• _Task requirements_
Filter the records, keeping every line that has the string "отказ".

• _Material shown_
______

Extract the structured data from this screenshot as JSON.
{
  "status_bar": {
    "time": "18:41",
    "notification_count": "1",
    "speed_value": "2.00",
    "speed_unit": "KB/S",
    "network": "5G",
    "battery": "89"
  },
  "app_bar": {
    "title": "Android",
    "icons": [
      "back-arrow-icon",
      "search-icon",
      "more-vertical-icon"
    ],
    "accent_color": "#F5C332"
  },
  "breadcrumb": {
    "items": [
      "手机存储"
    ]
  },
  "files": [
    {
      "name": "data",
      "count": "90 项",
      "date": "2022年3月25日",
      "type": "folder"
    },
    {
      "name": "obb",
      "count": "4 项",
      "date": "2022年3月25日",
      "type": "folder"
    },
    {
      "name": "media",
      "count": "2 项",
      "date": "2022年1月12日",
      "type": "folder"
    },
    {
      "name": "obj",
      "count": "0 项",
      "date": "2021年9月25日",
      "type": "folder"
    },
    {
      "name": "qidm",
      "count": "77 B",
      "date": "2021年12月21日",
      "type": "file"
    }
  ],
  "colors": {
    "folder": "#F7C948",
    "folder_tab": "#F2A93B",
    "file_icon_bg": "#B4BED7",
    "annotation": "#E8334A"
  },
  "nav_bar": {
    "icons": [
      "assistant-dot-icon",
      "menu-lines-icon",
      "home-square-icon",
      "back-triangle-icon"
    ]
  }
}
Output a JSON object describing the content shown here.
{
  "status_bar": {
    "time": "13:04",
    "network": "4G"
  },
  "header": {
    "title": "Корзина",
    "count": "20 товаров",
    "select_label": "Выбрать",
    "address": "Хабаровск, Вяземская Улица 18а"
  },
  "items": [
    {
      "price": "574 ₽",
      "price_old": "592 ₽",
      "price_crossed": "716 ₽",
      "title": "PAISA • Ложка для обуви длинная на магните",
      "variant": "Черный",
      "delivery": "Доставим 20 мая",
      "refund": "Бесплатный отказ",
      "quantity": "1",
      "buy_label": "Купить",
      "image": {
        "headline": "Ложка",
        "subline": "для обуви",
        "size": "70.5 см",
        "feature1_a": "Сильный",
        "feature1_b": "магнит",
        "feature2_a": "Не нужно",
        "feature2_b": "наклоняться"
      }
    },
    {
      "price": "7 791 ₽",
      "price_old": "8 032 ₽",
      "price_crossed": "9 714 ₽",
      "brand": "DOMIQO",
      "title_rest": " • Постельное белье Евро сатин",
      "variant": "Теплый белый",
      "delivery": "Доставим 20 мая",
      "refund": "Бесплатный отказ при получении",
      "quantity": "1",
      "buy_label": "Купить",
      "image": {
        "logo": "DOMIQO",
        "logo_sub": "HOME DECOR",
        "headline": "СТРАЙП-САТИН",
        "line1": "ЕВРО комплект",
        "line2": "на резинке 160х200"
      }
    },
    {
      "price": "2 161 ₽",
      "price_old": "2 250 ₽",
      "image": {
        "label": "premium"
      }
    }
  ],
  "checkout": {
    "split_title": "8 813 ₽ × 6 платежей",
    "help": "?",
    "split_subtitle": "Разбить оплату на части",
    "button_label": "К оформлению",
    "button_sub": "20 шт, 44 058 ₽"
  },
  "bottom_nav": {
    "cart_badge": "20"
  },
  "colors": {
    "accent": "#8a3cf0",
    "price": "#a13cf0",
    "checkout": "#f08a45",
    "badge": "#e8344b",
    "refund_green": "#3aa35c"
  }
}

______

• _Your response_
      "refund": "Бесплатный отказ",
      "refund": "Бесплатный отказ при получении",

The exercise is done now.